[TASK STATEMENT] Lines from the entries below that hold "Slab" form the answer; copy all of them.
>>>>
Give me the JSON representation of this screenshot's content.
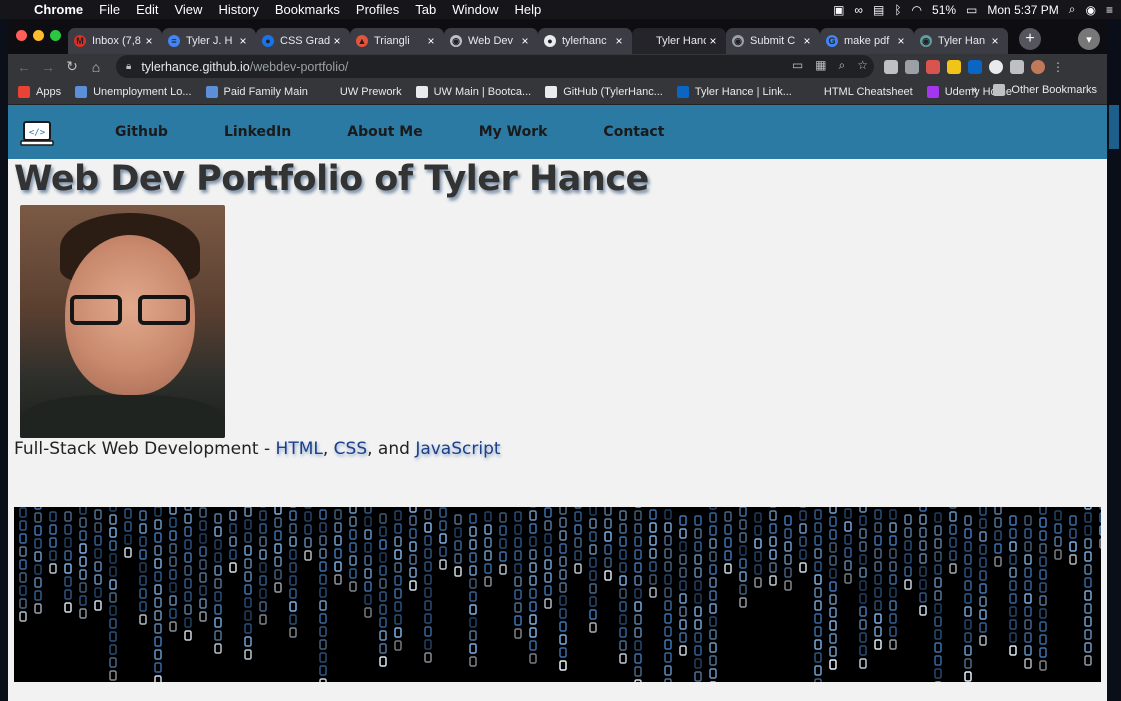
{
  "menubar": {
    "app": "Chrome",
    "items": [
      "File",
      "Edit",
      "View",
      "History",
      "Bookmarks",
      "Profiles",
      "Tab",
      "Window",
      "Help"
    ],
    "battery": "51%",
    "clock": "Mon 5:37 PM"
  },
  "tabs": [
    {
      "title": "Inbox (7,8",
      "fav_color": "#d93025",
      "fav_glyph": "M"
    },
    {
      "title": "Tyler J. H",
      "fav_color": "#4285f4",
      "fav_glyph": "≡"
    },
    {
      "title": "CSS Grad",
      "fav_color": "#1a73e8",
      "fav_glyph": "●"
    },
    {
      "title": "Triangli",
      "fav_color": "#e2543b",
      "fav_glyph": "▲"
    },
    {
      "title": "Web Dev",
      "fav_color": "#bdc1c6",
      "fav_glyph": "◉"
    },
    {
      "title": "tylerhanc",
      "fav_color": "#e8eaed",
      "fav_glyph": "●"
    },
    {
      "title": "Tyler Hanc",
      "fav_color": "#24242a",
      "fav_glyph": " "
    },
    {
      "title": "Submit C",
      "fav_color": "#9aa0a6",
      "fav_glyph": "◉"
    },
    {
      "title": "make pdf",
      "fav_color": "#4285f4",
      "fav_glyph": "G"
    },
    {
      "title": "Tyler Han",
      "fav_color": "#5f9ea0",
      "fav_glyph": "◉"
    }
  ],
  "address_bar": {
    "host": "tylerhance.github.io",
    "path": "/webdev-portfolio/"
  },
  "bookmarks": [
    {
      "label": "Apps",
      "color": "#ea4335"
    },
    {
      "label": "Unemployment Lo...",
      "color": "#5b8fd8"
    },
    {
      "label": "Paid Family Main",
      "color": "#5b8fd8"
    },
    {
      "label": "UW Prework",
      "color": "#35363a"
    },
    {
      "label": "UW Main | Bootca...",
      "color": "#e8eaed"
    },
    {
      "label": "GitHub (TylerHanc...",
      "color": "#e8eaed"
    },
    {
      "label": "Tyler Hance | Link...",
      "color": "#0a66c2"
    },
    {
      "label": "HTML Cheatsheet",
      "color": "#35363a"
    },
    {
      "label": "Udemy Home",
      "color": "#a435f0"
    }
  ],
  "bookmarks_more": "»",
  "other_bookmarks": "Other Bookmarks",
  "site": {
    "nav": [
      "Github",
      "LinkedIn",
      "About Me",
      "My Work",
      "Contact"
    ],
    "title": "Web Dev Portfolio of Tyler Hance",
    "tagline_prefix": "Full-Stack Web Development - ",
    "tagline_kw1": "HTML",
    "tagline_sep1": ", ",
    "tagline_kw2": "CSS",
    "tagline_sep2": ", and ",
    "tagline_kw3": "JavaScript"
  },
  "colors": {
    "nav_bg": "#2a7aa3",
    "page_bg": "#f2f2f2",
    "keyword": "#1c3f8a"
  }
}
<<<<
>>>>
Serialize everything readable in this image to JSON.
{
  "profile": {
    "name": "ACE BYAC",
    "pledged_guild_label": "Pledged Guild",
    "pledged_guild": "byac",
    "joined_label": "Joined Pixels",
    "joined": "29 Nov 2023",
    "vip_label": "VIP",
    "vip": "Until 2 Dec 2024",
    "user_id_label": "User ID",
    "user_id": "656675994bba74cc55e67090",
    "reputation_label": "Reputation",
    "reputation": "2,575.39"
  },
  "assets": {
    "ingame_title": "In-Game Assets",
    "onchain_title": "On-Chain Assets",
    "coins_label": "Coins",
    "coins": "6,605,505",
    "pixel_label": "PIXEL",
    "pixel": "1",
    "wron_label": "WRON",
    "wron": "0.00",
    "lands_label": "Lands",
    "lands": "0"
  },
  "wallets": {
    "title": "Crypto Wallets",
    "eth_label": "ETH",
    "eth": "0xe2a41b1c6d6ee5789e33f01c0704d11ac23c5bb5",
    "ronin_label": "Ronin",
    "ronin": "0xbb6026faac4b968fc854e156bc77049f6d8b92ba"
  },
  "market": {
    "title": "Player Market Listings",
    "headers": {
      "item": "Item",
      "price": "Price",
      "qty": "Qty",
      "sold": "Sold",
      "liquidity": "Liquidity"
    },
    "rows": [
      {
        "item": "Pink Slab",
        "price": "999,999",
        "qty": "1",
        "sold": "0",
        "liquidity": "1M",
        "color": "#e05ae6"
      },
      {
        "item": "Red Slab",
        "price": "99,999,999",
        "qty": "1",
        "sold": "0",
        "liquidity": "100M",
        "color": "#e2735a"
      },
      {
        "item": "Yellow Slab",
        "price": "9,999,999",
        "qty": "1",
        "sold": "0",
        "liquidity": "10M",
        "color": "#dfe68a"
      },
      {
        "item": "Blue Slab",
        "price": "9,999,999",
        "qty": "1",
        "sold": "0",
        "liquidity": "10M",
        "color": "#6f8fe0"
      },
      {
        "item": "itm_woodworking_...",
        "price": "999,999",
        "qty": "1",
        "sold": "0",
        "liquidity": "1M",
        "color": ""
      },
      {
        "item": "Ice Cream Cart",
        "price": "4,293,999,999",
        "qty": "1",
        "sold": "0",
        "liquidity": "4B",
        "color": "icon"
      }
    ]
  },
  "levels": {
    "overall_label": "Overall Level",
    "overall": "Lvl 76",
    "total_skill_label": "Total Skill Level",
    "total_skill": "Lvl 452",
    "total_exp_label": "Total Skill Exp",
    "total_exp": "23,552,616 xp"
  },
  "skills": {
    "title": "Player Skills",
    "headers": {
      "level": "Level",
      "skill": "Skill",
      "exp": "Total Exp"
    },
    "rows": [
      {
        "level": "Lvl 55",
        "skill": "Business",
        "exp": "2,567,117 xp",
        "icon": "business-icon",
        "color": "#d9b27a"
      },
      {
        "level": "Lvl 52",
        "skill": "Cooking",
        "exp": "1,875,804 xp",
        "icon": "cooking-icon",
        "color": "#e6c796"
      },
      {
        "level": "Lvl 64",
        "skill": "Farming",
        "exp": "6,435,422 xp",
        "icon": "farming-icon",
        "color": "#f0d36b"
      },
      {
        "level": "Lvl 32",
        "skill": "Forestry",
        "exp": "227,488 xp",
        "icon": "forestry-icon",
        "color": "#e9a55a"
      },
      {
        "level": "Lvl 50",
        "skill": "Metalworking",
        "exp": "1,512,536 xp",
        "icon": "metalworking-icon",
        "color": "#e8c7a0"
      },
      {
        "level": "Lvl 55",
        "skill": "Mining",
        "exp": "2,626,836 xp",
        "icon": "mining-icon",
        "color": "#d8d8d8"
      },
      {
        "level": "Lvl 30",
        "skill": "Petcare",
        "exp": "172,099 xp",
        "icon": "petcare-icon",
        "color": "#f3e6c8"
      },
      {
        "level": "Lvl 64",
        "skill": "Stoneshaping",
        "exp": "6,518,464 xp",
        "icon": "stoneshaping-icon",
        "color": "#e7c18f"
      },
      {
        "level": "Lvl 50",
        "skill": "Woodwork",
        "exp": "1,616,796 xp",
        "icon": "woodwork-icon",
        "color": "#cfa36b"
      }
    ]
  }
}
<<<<
[ANSWER SPACE]
        "item": "Pink Slab",
        "item": "Red Slab",
        "item": "Yellow Slab",
        "item": "Blue Slab",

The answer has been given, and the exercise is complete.